This Court has not endorsed the categorical rule that false statements receive no First Amendment protection.

By its plain terms, the Stolen Valor Act applies to speech made at anytime, in any place, to any person and it does so entirely without regard to whether the lie was made for the purpose of material gain.

Permitting the Government to decree this speech to be a criminal offense, whether shouted from the rooftops or made in a barely audible whisper, would endorse government authority to compile a list of subjects about which false statements are punishable.

That governmental power has no clear limiting principle.

All this suffices to show that how the Act conflicts with free speech principles.

But even when examined in its own narrow sphere of operation, it cannot survive.

In assessing content-based restrictions on protected speech, we’ve applied the most exacting scrutiny.

The Government has a legitimate and even compelling interest in protecting the integrity of its system of military honors, especially with regards the Congressional Medal of Honor, and the opinion recites the history of — of the Medal.

Although millions have served, the award has been given only 3476 times in our Nation’s history.

The rare acts of courage the Medal celebrates led President Truman to say he would “I rather have that medal around my neck than be President of the United States”.

The stories of those who have won the Medal inspire and fascinate, and it’s indicated just a few of those historical accounts, were recited in the opinion but that does not end the inquiry.

The restriction on speech must be necessary to achieve the Government’s interest.

There must be a direct causal link between the restriction imposed and injury to be prevented.

The Government has failed to demonstrate this link.

Anthony M. Kennedy:

Beyond general appeals to common sense, the Government provides no evidence suggesting that the public’s general perception of military medals is diminished by false claims like those Alvarez made.

In fact, the contrary appears true.

Counter speech has long been the First Amendment’s preferred method for responding to falsity.

In this case, the record demonstrates that even before the FBI began its investigation, respondent was perceived as an impostor.

Once his lie was exposed, he was ridiculed online and his resignation was called for publicly.

The outrage over respondent’s lie of anything served to reenforce the public’s respect for the Medal and its true recipients.

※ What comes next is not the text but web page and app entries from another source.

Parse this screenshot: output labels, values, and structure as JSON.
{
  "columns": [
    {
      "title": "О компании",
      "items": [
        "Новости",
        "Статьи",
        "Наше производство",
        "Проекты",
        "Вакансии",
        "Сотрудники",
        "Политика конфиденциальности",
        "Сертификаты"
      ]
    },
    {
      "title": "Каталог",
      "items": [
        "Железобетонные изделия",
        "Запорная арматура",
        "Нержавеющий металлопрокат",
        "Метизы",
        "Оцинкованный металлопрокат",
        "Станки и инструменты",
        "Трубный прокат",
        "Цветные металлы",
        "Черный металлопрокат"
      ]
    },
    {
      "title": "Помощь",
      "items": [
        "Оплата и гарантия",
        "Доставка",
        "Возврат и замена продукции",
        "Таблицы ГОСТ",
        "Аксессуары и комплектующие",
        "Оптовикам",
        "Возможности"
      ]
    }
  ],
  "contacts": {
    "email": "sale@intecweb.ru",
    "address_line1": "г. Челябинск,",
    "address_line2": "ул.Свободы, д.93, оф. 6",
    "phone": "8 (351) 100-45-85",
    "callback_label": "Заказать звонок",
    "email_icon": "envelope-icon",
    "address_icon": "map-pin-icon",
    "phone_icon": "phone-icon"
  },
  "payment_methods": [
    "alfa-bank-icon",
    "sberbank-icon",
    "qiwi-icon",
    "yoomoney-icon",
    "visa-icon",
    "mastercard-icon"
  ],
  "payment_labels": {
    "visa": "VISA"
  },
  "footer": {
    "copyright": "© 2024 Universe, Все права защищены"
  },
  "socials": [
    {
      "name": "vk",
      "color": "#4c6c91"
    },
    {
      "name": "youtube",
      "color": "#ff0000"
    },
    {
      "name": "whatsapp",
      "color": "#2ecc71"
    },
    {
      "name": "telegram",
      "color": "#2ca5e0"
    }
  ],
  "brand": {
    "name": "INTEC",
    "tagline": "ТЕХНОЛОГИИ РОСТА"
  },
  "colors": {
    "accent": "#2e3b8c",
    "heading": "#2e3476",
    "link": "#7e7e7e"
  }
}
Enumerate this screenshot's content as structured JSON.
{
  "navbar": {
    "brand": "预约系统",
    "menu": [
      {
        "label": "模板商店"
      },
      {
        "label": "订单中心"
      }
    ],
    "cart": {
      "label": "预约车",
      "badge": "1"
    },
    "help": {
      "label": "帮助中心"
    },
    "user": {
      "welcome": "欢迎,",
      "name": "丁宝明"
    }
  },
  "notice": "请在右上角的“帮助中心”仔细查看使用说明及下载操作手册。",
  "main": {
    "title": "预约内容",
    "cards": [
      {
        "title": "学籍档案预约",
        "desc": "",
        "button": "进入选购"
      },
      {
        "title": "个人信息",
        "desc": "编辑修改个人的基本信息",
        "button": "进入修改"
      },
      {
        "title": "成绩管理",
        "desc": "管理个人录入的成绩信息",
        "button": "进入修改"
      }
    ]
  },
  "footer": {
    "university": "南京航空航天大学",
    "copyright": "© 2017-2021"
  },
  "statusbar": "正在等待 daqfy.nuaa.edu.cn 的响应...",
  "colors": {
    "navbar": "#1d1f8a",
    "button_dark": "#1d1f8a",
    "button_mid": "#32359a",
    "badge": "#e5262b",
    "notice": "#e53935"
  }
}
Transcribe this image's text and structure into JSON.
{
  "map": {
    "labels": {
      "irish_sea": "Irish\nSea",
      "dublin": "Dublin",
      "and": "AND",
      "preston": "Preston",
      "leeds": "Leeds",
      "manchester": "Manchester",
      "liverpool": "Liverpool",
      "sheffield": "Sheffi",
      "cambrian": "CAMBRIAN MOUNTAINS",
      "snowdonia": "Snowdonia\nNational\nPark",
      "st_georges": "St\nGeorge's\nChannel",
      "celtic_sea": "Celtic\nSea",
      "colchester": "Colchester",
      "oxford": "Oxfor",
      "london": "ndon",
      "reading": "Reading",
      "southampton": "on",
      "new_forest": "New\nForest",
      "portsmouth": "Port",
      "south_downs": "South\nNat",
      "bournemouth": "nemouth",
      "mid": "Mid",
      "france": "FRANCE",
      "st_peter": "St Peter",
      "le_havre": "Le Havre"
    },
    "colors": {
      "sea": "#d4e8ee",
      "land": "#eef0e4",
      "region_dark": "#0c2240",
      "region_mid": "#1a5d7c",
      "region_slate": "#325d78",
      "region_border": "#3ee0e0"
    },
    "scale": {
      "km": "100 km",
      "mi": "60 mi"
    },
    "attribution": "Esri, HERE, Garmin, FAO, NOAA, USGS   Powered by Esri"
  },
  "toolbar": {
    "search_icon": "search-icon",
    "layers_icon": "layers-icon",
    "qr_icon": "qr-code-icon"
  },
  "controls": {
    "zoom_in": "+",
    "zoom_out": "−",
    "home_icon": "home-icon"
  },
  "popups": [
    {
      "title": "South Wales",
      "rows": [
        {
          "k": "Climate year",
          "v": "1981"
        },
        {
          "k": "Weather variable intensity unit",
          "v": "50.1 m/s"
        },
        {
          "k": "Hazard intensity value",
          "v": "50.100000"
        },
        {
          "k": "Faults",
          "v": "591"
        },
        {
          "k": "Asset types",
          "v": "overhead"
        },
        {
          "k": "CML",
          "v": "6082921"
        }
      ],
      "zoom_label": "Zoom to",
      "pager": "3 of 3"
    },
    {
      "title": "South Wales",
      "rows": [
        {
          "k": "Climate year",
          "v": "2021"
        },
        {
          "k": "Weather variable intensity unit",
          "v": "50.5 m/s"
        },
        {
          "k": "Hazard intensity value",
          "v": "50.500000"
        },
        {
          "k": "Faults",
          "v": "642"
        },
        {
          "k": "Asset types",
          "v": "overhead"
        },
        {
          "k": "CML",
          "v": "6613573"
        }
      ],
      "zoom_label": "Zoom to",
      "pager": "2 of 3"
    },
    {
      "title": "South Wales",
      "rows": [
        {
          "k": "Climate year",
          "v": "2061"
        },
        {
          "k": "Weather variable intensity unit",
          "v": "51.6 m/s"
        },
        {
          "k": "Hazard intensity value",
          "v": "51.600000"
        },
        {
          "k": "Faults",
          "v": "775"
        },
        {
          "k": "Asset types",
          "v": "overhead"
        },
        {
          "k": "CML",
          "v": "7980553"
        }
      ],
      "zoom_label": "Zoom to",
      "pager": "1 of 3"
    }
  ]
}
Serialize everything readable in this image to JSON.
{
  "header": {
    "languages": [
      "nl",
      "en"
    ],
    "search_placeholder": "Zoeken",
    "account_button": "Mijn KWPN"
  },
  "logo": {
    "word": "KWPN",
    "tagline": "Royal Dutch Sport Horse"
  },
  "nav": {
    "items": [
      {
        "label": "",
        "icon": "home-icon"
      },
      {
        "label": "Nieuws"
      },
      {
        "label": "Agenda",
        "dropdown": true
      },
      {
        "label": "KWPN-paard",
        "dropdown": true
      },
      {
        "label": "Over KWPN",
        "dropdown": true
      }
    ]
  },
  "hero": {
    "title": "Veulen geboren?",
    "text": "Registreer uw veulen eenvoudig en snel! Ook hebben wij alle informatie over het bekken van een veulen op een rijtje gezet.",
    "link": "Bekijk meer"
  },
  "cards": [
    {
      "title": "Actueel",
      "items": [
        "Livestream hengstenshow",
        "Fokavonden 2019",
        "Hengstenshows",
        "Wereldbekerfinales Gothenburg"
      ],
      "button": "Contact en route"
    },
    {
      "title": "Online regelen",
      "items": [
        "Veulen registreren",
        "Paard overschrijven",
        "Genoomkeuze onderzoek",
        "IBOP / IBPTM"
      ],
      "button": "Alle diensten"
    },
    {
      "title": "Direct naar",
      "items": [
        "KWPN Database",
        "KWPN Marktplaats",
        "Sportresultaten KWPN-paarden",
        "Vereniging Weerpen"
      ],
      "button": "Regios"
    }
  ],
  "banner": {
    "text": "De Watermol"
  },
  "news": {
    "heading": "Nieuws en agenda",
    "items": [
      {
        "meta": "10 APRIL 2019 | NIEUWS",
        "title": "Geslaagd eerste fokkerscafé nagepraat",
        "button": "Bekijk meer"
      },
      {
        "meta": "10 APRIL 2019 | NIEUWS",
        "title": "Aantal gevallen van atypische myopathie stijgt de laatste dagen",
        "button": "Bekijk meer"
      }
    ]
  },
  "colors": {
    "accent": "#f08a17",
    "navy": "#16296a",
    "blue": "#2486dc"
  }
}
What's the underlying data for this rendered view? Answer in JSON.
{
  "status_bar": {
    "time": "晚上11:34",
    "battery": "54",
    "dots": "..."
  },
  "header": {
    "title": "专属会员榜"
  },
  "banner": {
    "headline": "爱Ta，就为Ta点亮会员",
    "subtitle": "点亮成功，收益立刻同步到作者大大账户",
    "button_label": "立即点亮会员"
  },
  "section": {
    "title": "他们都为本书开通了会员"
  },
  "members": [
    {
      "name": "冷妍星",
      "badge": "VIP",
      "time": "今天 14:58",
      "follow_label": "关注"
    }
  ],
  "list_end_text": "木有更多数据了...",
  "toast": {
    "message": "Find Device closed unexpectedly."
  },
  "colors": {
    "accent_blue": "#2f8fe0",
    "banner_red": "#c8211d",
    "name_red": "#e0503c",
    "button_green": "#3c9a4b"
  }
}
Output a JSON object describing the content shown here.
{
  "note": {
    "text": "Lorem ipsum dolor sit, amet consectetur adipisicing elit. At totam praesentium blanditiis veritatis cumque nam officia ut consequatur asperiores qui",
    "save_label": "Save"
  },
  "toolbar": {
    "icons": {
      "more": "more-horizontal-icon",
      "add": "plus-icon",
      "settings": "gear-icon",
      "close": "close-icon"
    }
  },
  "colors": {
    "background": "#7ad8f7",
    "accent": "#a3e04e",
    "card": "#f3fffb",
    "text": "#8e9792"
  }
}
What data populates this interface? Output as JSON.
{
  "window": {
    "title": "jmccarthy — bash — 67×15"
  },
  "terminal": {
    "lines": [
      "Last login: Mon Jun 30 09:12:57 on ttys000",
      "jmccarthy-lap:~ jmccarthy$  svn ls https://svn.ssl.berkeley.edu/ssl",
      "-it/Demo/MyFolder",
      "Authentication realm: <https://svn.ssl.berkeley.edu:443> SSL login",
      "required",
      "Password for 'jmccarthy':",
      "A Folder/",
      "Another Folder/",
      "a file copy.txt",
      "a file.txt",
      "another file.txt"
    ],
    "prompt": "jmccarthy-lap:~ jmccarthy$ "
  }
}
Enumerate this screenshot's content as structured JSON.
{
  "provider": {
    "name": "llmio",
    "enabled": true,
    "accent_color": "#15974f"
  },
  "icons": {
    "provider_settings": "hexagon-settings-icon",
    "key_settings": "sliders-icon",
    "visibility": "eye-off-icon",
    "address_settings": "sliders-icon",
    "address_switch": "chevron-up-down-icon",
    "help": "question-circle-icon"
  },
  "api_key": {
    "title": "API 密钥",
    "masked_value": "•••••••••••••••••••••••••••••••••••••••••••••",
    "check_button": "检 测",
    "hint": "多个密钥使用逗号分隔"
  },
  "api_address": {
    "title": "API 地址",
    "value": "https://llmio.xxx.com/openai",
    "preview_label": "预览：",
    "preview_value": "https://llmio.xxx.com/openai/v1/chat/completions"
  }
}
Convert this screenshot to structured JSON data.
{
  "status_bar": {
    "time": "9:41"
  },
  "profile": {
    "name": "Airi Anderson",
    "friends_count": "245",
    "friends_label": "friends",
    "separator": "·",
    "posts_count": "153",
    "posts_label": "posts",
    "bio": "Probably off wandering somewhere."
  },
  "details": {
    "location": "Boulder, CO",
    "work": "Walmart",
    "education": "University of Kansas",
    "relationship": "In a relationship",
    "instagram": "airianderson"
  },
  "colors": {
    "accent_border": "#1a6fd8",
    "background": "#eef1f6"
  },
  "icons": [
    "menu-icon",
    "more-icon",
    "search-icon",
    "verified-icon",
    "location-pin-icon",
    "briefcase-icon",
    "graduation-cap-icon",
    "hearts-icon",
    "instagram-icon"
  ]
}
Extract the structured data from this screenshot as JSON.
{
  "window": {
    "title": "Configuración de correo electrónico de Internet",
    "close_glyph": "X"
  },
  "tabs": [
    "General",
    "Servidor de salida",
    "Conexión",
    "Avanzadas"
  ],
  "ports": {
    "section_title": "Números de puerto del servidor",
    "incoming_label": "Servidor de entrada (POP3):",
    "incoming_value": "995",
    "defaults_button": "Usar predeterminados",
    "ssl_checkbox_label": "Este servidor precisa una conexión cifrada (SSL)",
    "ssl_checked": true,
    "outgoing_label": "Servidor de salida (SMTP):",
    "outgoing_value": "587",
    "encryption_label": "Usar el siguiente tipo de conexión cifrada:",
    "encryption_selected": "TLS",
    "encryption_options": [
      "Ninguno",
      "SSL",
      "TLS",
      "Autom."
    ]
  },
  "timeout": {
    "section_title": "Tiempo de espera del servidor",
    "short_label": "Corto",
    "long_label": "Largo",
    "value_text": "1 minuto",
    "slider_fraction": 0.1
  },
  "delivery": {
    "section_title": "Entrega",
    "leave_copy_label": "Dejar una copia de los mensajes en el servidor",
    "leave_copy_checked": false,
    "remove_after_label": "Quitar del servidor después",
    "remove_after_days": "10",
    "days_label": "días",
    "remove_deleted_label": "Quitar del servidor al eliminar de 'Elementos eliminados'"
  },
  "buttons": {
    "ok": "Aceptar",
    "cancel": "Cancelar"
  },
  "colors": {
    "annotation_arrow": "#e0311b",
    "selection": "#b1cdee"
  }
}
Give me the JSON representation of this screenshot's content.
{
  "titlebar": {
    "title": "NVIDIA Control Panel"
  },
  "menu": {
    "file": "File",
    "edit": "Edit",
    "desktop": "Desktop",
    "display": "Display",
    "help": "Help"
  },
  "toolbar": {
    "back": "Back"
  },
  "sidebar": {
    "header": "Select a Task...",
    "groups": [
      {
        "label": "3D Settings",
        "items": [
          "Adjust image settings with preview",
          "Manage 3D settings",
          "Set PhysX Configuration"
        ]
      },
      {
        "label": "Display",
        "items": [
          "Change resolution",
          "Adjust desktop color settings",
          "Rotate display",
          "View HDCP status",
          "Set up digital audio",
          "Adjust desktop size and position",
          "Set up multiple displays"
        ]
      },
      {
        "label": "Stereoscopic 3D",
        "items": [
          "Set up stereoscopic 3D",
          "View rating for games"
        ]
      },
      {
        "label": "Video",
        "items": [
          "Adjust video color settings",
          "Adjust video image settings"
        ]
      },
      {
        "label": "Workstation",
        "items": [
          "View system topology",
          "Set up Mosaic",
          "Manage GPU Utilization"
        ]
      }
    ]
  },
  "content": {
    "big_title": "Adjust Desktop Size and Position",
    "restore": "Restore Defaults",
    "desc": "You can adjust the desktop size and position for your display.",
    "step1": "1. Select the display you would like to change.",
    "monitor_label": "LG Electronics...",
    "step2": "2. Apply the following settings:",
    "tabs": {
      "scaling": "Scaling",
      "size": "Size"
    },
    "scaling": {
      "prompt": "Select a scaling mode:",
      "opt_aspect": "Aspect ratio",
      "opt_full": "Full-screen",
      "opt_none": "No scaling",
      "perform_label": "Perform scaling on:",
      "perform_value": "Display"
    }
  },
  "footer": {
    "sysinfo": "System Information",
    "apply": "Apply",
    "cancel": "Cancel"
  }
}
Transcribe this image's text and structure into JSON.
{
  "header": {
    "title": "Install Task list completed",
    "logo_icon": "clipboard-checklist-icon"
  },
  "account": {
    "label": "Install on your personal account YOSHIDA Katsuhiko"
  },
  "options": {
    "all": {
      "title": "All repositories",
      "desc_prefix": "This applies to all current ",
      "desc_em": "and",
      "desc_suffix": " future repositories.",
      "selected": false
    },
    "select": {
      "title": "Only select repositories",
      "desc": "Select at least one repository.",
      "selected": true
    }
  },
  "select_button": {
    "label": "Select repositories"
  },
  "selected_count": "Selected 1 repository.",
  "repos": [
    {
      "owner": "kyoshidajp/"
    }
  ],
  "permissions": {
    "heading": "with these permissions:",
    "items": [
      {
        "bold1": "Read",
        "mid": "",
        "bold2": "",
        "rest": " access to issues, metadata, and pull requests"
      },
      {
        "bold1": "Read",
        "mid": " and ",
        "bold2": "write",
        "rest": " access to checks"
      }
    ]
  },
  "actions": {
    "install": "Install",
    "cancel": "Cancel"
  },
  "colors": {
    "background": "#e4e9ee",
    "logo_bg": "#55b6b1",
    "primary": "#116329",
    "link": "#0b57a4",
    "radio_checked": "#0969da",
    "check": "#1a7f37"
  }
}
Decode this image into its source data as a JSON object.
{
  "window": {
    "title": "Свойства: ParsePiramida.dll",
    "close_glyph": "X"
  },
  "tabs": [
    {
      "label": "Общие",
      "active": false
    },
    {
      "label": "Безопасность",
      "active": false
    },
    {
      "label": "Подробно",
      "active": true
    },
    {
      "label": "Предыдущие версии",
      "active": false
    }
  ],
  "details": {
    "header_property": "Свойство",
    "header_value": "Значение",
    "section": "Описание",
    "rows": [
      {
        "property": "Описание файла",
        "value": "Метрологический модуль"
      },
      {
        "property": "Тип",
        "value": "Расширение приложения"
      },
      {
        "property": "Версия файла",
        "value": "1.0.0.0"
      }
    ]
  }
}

The Nation well knows that one of the costs of the First Amendment is that it protects the speech we detest as well as the speech we embrace.

Though few might find respondent’s statements anything but contemptible, his right to make those statements is protected by the Constitution’s guarantee of freedom of speech and expression.

The Stolen Valor Act infringes upon speech protected by the First Amendment.

The judgment of the United States Court of Appeals for the Ninth Circuit is affirmed.

Justice Breyer has filed an opinion concurring in the judgment, in which Justice Kagan joins.

Justice Alito has filed a dissenting opinion, in which Justices Scalia and Thomas joined.